Skip to main content
Press Release

Southampton Investment Advisor Convicted of Fraud and Money Laundering Charges

For Immediate Release
U.S. Attorney's Office, Eastern District of New York
Defendant Spent Clients’ Funds on Personal Expenses and Luxury Items, Including a Hamptons Country Club Membership

Jeffrey Slothower, a former registered investment adviser and founder of the New York investment advisory firm Battery Private, Inc. (Battery Private), was convicted today by a federal jury in Central Islip of all three counts of an indictment charging him with wire fraud, investment adviser fraud and money laundering in connection with a scheme to misappropriate more than $1 million from clients.  The verdict followed a three-day trial before United States District Judge Gary R. Brown. When sentenced, Slothower faces up to 30 years in prison.

Breon Peace, United States Attorney for the Eastern District of New York, and James Smith, Assistant Director-in-Charge, Federal Bureau of Investigation, New York Field Office (FBI), announced the verdict.

“This case was about greed and betrayal of clients who trusted the defendant and thought their money was safely invested with him,” stated United States Attorney Peace.  “Slothower tricked those clients so he could steal their money and lavish himself with a new car, high-end clothing and jewelry, and a membership at an East End country club.  Protecting investors from fraudsters like the defendant has always been a priority of this Office and today’s verdict underscores our resolve to vigorously prosecute those who enrich themselves at the expense of victims.”

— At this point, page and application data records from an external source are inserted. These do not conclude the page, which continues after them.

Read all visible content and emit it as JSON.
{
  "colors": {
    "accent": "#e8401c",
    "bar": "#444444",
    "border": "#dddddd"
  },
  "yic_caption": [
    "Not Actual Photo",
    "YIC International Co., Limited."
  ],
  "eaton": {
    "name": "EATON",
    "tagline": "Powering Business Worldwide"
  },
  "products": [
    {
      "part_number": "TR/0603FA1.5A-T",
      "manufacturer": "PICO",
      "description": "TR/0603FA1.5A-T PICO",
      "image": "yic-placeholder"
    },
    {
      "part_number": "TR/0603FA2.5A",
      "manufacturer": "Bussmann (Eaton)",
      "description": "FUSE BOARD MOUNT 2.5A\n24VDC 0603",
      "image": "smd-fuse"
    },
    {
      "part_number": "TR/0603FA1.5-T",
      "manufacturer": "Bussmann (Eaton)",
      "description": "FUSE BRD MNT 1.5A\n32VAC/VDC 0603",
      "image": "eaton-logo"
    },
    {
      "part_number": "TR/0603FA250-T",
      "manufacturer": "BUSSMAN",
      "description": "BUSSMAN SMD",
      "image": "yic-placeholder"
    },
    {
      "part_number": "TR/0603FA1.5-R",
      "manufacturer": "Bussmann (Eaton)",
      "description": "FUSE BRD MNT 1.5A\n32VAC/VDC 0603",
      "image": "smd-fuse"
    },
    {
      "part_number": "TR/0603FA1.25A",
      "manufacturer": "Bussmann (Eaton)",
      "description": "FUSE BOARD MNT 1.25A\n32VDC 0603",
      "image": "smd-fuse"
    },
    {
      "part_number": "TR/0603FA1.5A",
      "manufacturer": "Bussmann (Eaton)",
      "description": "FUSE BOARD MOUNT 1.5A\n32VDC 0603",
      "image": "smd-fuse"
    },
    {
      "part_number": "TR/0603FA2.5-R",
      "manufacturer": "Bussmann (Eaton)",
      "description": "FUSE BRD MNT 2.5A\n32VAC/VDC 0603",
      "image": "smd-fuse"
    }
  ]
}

Mr. Peace thanked the Special Agents of the Federal Bureau of Investigation, New York Field Office, for their outstanding investigative work on the case.

As proven at trial, Slothower orchestrated a scheme to misappropriate more than $1 million from current and prospective clients.  Specifically, while operating Battery Private, Slothower solicited business from Victim-1 and Victim-2, a couple from California whose money Slothower had managed at another financial services firm where he was previously employed.  Slothower promised the victims he could beat any rate of return they were receiving and do so without market risk.  In 2017, he offered to invest Victim-1’s money into what Slothower described as bonds backed by homeowner’s association fees (the “HOA Bonds”), which would pay an eight percent return.  

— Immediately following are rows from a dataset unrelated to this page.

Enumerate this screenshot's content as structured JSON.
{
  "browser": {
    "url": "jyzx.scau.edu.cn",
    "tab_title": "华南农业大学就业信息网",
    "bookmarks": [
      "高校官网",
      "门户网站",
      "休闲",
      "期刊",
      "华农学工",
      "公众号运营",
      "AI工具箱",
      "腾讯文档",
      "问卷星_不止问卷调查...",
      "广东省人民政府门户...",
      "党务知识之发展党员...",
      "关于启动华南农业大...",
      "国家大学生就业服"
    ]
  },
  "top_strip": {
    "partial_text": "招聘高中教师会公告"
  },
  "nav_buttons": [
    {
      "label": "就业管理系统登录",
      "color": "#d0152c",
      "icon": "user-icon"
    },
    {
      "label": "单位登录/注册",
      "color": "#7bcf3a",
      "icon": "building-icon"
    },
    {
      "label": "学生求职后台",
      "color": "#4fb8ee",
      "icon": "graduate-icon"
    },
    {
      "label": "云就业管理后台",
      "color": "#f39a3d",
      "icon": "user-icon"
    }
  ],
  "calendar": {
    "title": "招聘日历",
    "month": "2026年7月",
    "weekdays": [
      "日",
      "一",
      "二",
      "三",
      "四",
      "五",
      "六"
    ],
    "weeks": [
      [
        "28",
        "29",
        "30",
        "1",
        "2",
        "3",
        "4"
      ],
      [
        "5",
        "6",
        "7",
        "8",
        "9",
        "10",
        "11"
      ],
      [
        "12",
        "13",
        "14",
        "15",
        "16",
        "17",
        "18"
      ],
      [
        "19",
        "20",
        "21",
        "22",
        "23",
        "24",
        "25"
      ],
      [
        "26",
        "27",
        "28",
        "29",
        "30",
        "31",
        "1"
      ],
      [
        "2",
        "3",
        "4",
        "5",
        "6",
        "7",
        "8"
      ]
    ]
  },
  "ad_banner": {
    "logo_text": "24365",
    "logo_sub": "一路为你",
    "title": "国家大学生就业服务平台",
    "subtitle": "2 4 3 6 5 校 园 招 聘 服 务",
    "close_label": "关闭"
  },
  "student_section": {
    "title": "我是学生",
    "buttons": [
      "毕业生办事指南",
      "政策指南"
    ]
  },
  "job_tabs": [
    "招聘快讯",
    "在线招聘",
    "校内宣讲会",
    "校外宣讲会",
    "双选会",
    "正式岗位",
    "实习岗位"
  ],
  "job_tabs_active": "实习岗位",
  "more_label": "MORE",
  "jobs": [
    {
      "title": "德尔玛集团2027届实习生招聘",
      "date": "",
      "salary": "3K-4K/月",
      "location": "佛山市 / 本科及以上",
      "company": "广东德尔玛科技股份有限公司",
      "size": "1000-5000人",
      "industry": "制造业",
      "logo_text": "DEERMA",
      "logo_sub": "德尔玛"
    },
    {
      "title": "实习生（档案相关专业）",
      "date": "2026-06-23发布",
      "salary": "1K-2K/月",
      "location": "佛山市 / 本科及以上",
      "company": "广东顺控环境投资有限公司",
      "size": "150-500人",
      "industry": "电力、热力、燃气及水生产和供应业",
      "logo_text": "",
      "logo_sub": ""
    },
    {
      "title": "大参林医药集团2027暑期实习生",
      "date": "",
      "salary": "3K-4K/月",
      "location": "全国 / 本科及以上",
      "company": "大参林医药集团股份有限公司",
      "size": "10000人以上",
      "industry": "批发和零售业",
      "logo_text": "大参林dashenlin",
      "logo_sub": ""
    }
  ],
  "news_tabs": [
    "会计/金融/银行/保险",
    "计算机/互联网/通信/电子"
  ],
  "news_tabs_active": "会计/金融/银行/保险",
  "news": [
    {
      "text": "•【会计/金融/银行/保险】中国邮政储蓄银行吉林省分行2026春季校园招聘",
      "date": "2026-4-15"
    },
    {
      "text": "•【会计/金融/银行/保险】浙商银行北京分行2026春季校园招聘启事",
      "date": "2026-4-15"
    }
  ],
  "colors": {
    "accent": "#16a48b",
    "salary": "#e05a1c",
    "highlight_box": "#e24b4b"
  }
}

Slothower sent Victim-1 wiring instructions for his investment and attached a document that made additional representations about Victim-1’s purported investment, claiming that Victim-1’s money would be held in the “capital reserves” of Battery Private.  Between January 25, 2017 and January 27, 2017, Victim-1 sent more than $500,000 to Slothower at Battery Private to be invested in the purported HOA Bonds.  Instead of investing in HOA Bonds or holding the funds in “capital reserves,” Slothower funneled the money into his personal bank accounts, and then used those funds to purchase a $125,000 Mercedes Benz SUV, and membership dues at Long Island National Golf Club, a private East End country club.  To further the fraudulent scheme, Slothower made payments to Victim-1 that were falsely represented as quarterly distributions from Victim-1’s “investment.”

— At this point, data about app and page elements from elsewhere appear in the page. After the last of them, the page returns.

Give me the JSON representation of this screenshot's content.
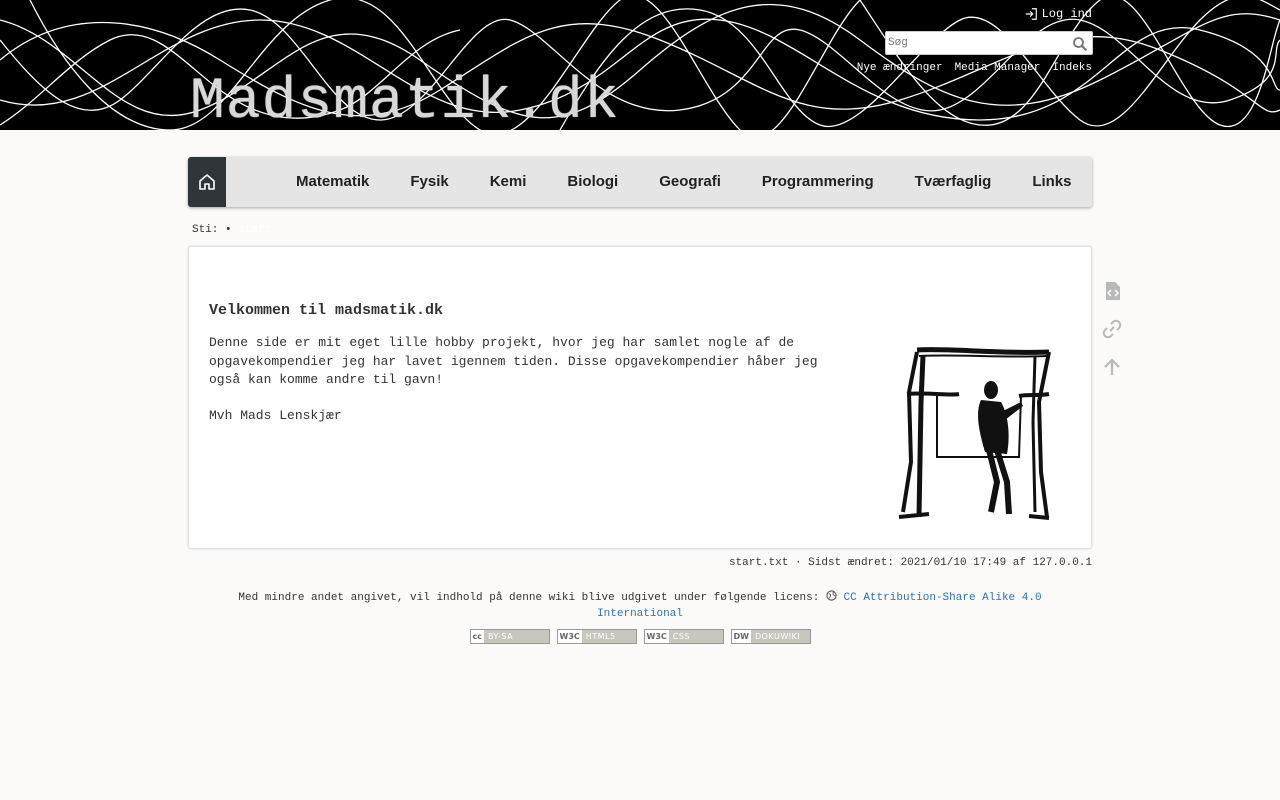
{
  "header": {
    "site_title": "Madsmatik.dk",
    "login_label": "Log ind",
    "search_placeholder": "Søg",
    "tools": [
      "Nye ændringer",
      "Media Manager",
      "Indeks"
    ]
  },
  "nav": {
    "items": [
      "Matematik",
      "Fysik",
      "Kemi",
      "Biologi",
      "Geografi",
      "Programmering",
      "Tværfaglig",
      "Links"
    ]
  },
  "breadcrumb": {
    "label": "Sti:",
    "separator": "•",
    "current": "start"
  },
  "content": {
    "heading": "Velkommen til madsmatik.dk",
    "paragraph": "Denne side er mit eget lille hobby projekt, hvor jeg har samlet nogle af de opgavekompendier jeg har lavet igennem tiden. Disse opgavekompendier håber jeg også kan komme andre til gavn!",
    "signature": "Mvh Mads Lenskjær"
  },
  "docinfo": "start.txt · Sidst ændret: 2021/01/10 17:49 af 127.0.0.1",
  "license": {
    "text": "Med mindre andet angivet, vil indhold på denne wiki blive udgivet under følgende licens:",
    "link_line1": "CC Attribution-Share Alike 4.0",
    "link_line2": "International"
  },
  "badges": [
    {
      "left": "cc",
      "right": "BY-SA"
    },
    {
      "left": "W3C",
      "right": "HTML5"
    },
    {
      "left": "W3C",
      "right": "CSS"
    },
    {
      "left": "DW",
      "right": "DOKUWIKI"
    }
  ],
  "colors": {
    "header_bg": "#000000",
    "nav_bg": "#e5e5e5",
    "home_bg": "#30353a",
    "link": "#2b73b7",
    "page_bg": "#fbfaf9"
  }
}
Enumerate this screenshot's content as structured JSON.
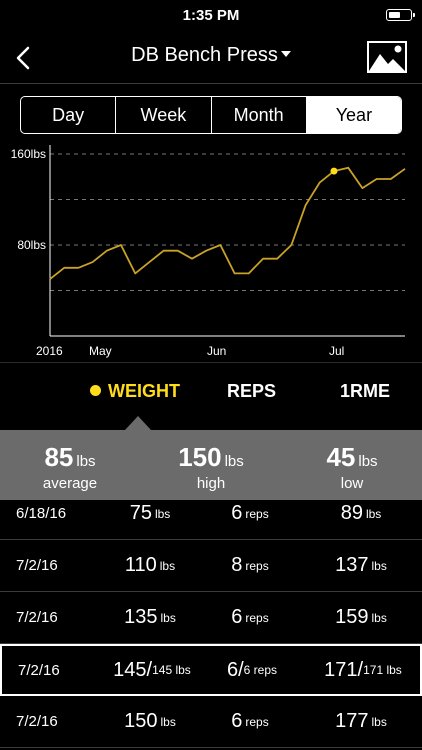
{
  "status": {
    "time": "1:35 PM",
    "battery_level": 0.55
  },
  "nav": {
    "title": "DB Bench Press",
    "back_icon": "chevron-left-icon",
    "image_icon": "image-icon"
  },
  "segments": [
    {
      "label": "Day",
      "active": false
    },
    {
      "label": "Week",
      "active": false
    },
    {
      "label": "Month",
      "active": false
    },
    {
      "label": "Year",
      "active": true
    }
  ],
  "chart_data": {
    "type": "line",
    "x_ticks": [
      "2016",
      "May",
      "Jun",
      "Jul"
    ],
    "y_ticks": [
      "160lbs",
      "80lbs"
    ],
    "ylim": [
      0,
      160
    ],
    "gridlines_y": [
      40,
      80,
      120,
      160
    ],
    "line_color": "#c9a227",
    "highlight_color": "#ffdd1a",
    "values": [
      50,
      60,
      60,
      65,
      75,
      80,
      55,
      65,
      75,
      75,
      68,
      75,
      80,
      55,
      55,
      68,
      68,
      80,
      115,
      135,
      145,
      148,
      130,
      138,
      138,
      147
    ],
    "highlight_index": 20
  },
  "metrics": {
    "weight": "WEIGHT",
    "reps": "REPS",
    "rme": "1RME",
    "active_color": "#ffdd1a"
  },
  "summary": {
    "average": {
      "value": "85",
      "unit": "lbs",
      "label": "average"
    },
    "high": {
      "value": "150",
      "unit": "lbs",
      "label": "high"
    },
    "low": {
      "value": "45",
      "unit": "lbs",
      "label": "low"
    }
  },
  "rows": [
    {
      "date": "6/18/16",
      "weight": "75",
      "weight_unit": "lbs",
      "reps": "6",
      "reps_unit": "reps",
      "rme": "89",
      "rme_unit": "lbs",
      "selected": false
    },
    {
      "date": "7/2/16",
      "weight": "110",
      "weight_unit": "lbs",
      "reps": "8",
      "reps_unit": "reps",
      "rme": "137",
      "rme_unit": "lbs",
      "selected": false
    },
    {
      "date": "7/2/16",
      "weight": "135",
      "weight_unit": "lbs",
      "reps": "6",
      "reps_unit": "reps",
      "rme": "159",
      "rme_unit": "lbs",
      "selected": false
    },
    {
      "date": "7/2/16",
      "weight": "145/",
      "weight_unit": "145 lbs",
      "reps": "6/",
      "reps_unit": "6 reps",
      "rme": "171/",
      "rme_unit": "171 lbs",
      "selected": true
    },
    {
      "date": "7/2/16",
      "weight": "150",
      "weight_unit": "lbs",
      "reps": "6",
      "reps_unit": "reps",
      "rme": "177",
      "rme_unit": "lbs",
      "selected": false
    }
  ]
}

Later, Slothower solicited Victim-1 to invest additional moneys, including funds controlled by Victim-1’s spouse, who was then a Battery Private client.  Enticed by the supposedly steady rate of return, Victim-2 agreed to invest in the same purported HOA Bonds, and in December 2017, Victim-2 sent more than $500,000 to Slothower at Battery Private.  However, like Victim-1, Victim-2’s money was not invested in HOA Bonds or held in “capital reserves” as represented by Slothower.  Instead, he used that money to pay tens of thousands of dollars in personal credit card debt traced to an approximately $6,500 Chanel purse, an approximately $13,000 Rolex watch, and more than $11,000 in Ralph Lauren clothing, among other things.  To further the fraudulent scheme, Slothower made payments to Victim-2 that were falsely represented as quarterly distributions from Victim-2’s investment.

In June 2018, still unaware of the fraudulent scheme, Victim-1 made an additional investment of approximately $84,000 into the purported HOA Bonds.  Slothower used Victim-1’s money to make purported quarterly payments to Victim-1 and Victim-2 that were falsely represented as their investment returns and to pay membership dues at the private golf club.

The government’s case is being handled by the Criminal Section of the Office’s Long Island Division and the Office’s Business and Securities Fraud Section. Assistant U.S. Attorneys Drew G. Rolle, Anthony Bagnuola, Adam Toporovsky and Benjamin Weintraub are in charge of the prosecution, with the assistance of Paralegal Specialists Adam Bernard and Michael Compitello.

The Defendant:

Age:  46
Southampton, New York

E.D.N.Y. Docket No. 21-CR-602 (GRB)


John Marzulli
Danielle Blustein Hass
U.S. Attorney's Office
(718) 254-6323

Updated May 16, 2024

Financial Fraud